To prepare you for 21st year of the Atlanta Jewish Film Festival, completely virtual-for-the-first time as you’ve never seen before, we bring you 21 previews spotlighting the breath of films offered for your home viewing. The films, which represent more than half of those in the AJFF lineup Feb. 17-28, include classics, intimate family dramas, upbeat comedy and historic documentaries. Sit back and relax as the AJFF brings us together through film.
Last summer the Anti-Defamation League analyzed thousands of tweets deemed anti-Semitic. According to the ADL – the more than 100-year-old anti-hate organization – nearly 40 percent of all the “problematic tweets” contained conspiracy theories involving George Soros. These included allegations that Soros funds Black Lives Matter and Antifa protests, as well as being responsible for spreading COVID-19.
Indeed, Soros has long been blamed for leading a “globalist” takeover of the world. On one level, this is not surprising since Soros is one of the world’s richest men, making his billions as a hedge fund owner during Europe’s currency crisis in the early 1990s. But calling this Hungarian-born child survivor of the Holocaust a Nazi collaborator, as the ADL reports some anti-Semites do, may be taking it too far.
Learning about both the charges against Soros as well as the facts of his life makes seeing this film required viewing for the entire Atlanta Jewish community.
“Soros” is admittedly a positive presentation of the nearly 90-year-old man, but it’s also thorough and extremely well produced.
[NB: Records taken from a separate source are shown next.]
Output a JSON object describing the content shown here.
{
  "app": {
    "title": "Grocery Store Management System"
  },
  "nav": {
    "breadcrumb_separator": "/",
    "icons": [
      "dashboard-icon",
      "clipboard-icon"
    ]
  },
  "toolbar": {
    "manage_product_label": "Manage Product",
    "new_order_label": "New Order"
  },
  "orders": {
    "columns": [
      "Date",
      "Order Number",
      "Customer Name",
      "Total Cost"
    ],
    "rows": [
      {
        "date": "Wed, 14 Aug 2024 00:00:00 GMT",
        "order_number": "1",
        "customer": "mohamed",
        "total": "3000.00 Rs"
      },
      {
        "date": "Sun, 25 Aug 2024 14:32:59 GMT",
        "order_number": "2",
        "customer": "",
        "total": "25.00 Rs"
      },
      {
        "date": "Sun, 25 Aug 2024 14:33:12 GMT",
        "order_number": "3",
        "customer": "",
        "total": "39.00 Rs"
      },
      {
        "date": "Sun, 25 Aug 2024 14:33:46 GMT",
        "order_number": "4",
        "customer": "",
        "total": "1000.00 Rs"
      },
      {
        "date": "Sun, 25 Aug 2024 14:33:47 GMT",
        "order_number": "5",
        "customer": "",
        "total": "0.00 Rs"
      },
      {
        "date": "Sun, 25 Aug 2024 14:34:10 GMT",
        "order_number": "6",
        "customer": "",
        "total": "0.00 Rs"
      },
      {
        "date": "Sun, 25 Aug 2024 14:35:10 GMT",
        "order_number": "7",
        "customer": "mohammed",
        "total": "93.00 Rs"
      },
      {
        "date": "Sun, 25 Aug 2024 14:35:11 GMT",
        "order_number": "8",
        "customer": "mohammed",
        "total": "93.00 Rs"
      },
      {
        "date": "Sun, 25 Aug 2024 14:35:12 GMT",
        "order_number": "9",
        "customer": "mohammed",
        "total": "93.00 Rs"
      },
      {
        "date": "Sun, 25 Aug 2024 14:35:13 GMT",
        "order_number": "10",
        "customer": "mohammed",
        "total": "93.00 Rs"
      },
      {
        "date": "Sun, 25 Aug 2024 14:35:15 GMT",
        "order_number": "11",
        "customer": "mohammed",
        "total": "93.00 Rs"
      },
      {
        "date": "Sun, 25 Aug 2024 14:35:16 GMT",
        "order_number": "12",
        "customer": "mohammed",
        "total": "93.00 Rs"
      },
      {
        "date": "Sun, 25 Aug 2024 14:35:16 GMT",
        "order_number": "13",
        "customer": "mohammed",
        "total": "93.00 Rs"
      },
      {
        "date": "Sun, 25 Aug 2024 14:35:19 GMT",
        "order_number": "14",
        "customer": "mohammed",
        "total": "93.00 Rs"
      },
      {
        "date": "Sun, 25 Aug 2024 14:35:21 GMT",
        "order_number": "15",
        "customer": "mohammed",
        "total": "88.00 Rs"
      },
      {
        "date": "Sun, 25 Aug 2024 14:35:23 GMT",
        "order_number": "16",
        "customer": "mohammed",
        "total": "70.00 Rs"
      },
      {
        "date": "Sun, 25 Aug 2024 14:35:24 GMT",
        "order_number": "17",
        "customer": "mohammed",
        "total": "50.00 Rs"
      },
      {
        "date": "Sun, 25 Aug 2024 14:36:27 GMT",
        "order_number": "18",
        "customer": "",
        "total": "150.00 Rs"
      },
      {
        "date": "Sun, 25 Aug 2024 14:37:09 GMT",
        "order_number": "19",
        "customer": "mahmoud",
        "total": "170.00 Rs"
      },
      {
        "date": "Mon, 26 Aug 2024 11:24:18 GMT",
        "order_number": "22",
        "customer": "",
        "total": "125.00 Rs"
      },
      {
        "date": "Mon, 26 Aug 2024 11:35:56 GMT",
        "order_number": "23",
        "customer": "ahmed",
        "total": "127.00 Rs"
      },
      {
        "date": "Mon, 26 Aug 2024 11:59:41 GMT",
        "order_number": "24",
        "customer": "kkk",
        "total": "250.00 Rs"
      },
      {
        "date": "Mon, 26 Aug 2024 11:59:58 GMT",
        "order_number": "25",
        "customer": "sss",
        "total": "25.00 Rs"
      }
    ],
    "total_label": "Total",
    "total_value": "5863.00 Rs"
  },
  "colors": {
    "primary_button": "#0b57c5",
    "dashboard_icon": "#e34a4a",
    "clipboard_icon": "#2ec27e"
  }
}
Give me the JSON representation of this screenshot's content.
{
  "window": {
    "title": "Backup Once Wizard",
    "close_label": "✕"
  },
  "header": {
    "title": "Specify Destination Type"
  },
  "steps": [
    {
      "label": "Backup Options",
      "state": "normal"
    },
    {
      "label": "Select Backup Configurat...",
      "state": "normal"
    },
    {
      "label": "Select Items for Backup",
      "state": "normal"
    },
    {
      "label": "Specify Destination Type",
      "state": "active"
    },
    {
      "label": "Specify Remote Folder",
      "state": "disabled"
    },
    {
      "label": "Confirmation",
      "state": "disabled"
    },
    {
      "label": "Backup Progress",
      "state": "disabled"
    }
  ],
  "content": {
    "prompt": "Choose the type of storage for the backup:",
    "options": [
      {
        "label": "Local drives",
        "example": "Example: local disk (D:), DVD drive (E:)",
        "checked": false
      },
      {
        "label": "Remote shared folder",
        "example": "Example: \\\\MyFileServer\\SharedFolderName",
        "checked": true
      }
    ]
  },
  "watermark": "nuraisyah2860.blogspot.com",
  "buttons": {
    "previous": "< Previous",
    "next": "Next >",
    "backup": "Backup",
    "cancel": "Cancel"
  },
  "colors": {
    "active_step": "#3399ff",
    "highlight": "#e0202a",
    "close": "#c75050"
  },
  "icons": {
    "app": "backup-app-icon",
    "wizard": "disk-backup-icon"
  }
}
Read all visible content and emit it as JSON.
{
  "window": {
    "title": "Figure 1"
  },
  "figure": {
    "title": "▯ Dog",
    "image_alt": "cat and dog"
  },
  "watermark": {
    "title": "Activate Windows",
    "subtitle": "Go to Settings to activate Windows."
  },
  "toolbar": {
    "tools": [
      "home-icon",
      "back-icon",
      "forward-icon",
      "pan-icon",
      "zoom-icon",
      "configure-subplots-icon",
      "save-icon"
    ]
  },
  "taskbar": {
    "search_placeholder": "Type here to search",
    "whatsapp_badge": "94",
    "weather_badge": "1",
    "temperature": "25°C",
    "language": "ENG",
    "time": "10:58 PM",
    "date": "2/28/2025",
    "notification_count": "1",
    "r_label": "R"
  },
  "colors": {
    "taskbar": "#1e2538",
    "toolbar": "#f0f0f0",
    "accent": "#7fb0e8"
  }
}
It was directed by Jesse Dylan, son of Bob, which is probably why he was able to access the Soros family and his inner circle and follow him around the world to learn how a Holocaust survivor became one of the biggest contributors and crusaders against authoritarianism and hate.
The film shows that Soros has a sense of humor and relishes controversy. “Having money gives you freedom and power,” he understates in one interview.
Soros is also self-reflective. He acknowledges his constant struggle to understand the world and make it a better place, including supporting COVID relief efforts around the world, tikkun olam. But he also acknowledges that “trying to improve the world is more difficult than making money.” He should know.